However, this could well be one of the last opportunities to visit.
A 2016 study claimed that a recently discovered “extremophile bacteria” could eat away what’s left of the famous shipwreck inside 15 or 20 years.
$105,129 per person
Blue Marble Private’s eight-day journey sets off from Newfoundland, Canada, and will transport visitors in a purpose-built, titanium-and-carbon-fiber submersible to the mighty vessel’s final resting place, more than two miles below the surface of the Atlantic.
The first voyage is already fully booked, despite the experience costing $105,129 per person.
Blue Marble Private declares in its press release that this is the equivalent (after inflation) to a first class passage $4,350 on RMS Titanic’s inaugural — and only — voyage from Southampton, England, to New York.
Which makes for a nice irony, but is almost twice as much as the $59,000 Deep Ocean Expeditions charged when it last brought tourists to the site in 2012.
So what do you get for your dollars?
A fancy title: Clients are known as Mission Specialists and will learn to assist the expedition team in the submersible and aboard the expedition yacht.

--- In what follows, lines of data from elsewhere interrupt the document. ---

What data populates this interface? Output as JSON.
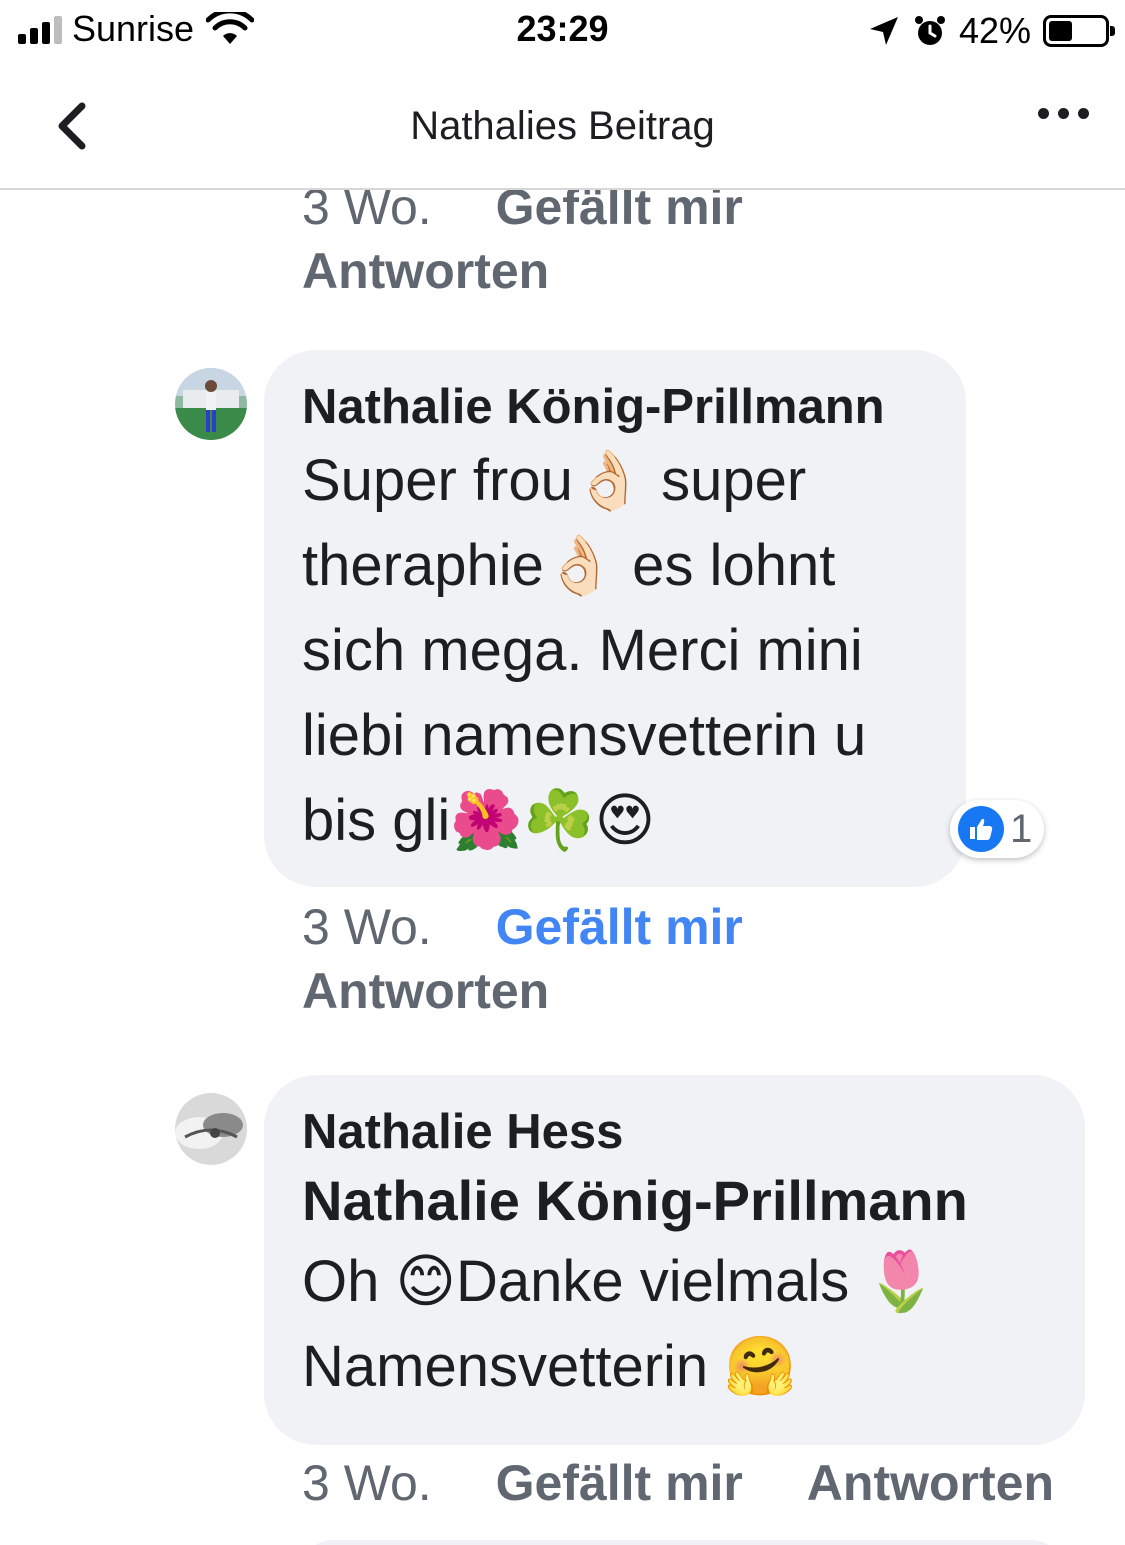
{
  "status_bar": {
    "carrier": "Sunrise",
    "time": "23:29",
    "battery": "42%",
    "battery_level": 0.42
  },
  "nav": {
    "title": "Nathalies Beitrag",
    "back_icon": "chevron-left-icon",
    "more_icon": "more-dots-icon"
  },
  "colors": {
    "bubble": "#f0f2f5",
    "like_active": "#4285f4",
    "meta_text": "#606770",
    "like_badge": "#1877f2"
  },
  "top_actions": {
    "time": "3 Wo.",
    "like": "Gefällt mir",
    "reply": "Antworten"
  },
  "comments": [
    {
      "author": "Nathalie König-Prillmann",
      "lines": [
        "Super frou👌🏻 super",
        "theraphie👌🏻 es lohnt",
        "sich mega. Merci mini",
        "liebi namensvetterin u",
        "bis gli🌺☘️😍"
      ],
      "reactions": "1",
      "actions": {
        "time": "3 Wo.",
        "like": "Gefällt mir",
        "reply": "Antworten"
      }
    },
    {
      "author": "Nathalie Hess",
      "tag": "Nathalie König-Prillmann",
      "lines": [
        "Oh 😊Danke vielmals 🌷",
        "Namensvetterin 🤗"
      ],
      "actions": {
        "time": "3 Wo.",
        "like": "Gefällt mir",
        "reply": "Antworten"
      }
    }
  ]
}
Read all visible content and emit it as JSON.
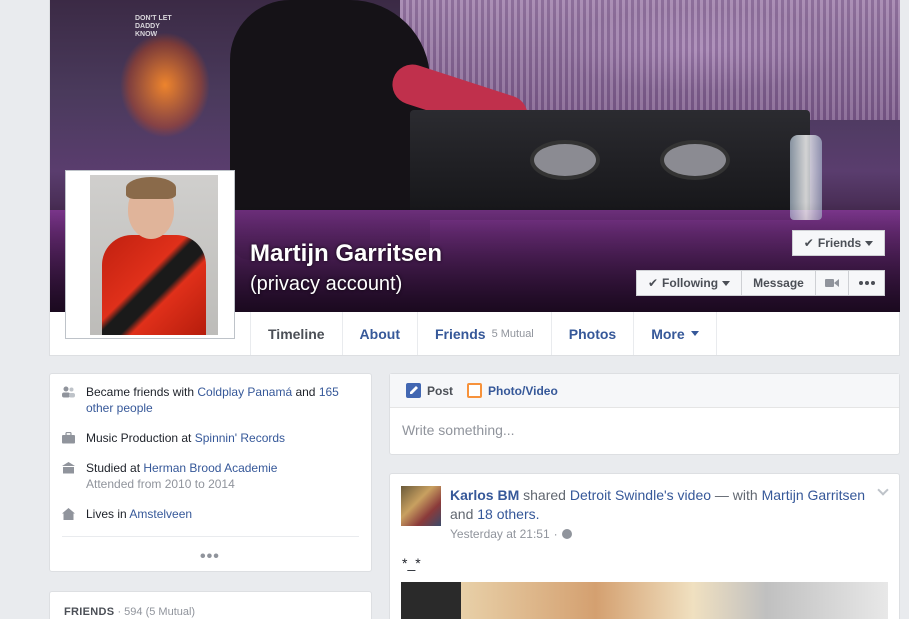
{
  "profile": {
    "name": "Martijn Garritsen",
    "subtitle": "(privacy account)"
  },
  "cover_buttons": {
    "friends": "Friends",
    "following": "Following",
    "message": "Message"
  },
  "tabs": [
    {
      "label": "Timeline"
    },
    {
      "label": "About"
    },
    {
      "label": "Friends",
      "sub": "5 Mutual"
    },
    {
      "label": "Photos"
    },
    {
      "label": "More"
    }
  ],
  "intro": {
    "friends": {
      "prefix": "Became friends with ",
      "link1": "Coldplay Panamá",
      "mid": " and ",
      "link2": "165 other people"
    },
    "work": {
      "prefix": "Music Production at ",
      "link": "Spinnin' Records"
    },
    "school": {
      "prefix": "Studied at ",
      "link": "Herman Brood Academie",
      "detail": "Attended from 2010 to 2014"
    },
    "lives": {
      "prefix": "Lives in ",
      "link": "Amstelveen"
    },
    "more": "•••"
  },
  "friends_card": {
    "title": "FRIENDS",
    "count": " · 594 (5 Mutual)"
  },
  "composer": {
    "post_tab": "Post",
    "photo_tab": "Photo/Video",
    "placeholder": "Write something..."
  },
  "story": {
    "actor": "Karlos BM",
    "verb": " shared ",
    "source": "Detroit Swindle",
    "object": "'s video",
    "with": " — with ",
    "tagged": "Martijn Garritsen",
    "and": " and ",
    "others": "18 others",
    "period": ".",
    "time": "Yesterday at 21:51",
    "sep": " · ",
    "body": "*_*"
  }
}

Three potential days of diving, with dives lasting three hours.
The opportunity to spot weird and wonderful bioluminescent critters during the 90-minute descent.
Three hours exploring the remains of the 269-meter-long ship, taking in the deck, the bow, the bridge and the cavern where the grand staircase was once located.
There’ll also be the opportunity to “explore Titanic’s massive debris field, home to numerous artifacts strewn across the ocean floor, nearly undisturbed for over a century,” says Blue Marble Private founder Elizabeth Ellis.
“During the dive, your crew may conduct 3D and 2D sonar scans or search for one of the ship’s giant boilers, enormous propellers, and other landmarks of this famous vessel.”
Ellis says further missions are already planned for summer 2019.
Blue Marble Private might face some competition.
Los Angeles-based luxury concierge firm Bluefish is also taking reservations for Titanic expeditions for 2018-19, but has yet to confirm itinerary and price.
That’s all very well for deep-sea divers, but what if you’re a hardcore Titanic enthusiast who’s afraid of seawater?
Not a problem.
China is currently building a life-size replica of the doomed ship in landlocked Sichuan province, more than 1,200 kilometers from the sea.
The multi-million dollar project will include reproductions of the original Titanic’s features, including a ballroom, theater and swimming pool, and will be permanently docked in a reservoir in the Qijiang River.
More ambitious plans by an Australian tycoon, Clive Palmer, for a full-size, seaworthy replica have reportedly been delayed. It was originally scheduled for launch in 2016, but this was moved to 2018.
For shipwreck fans with a more modest budget, there’s also Northern Ireland’s Titanic Museum.
The vessel was built at Belfast’s shipyards before hitting the water for the first time on its journey down to Southampton.
The Titanic Museum has welcomed nearly 3.5 million visitors since opening in 2012, and was named the World’s Leading Tourist Attraction at the World Travel Awards in 2016.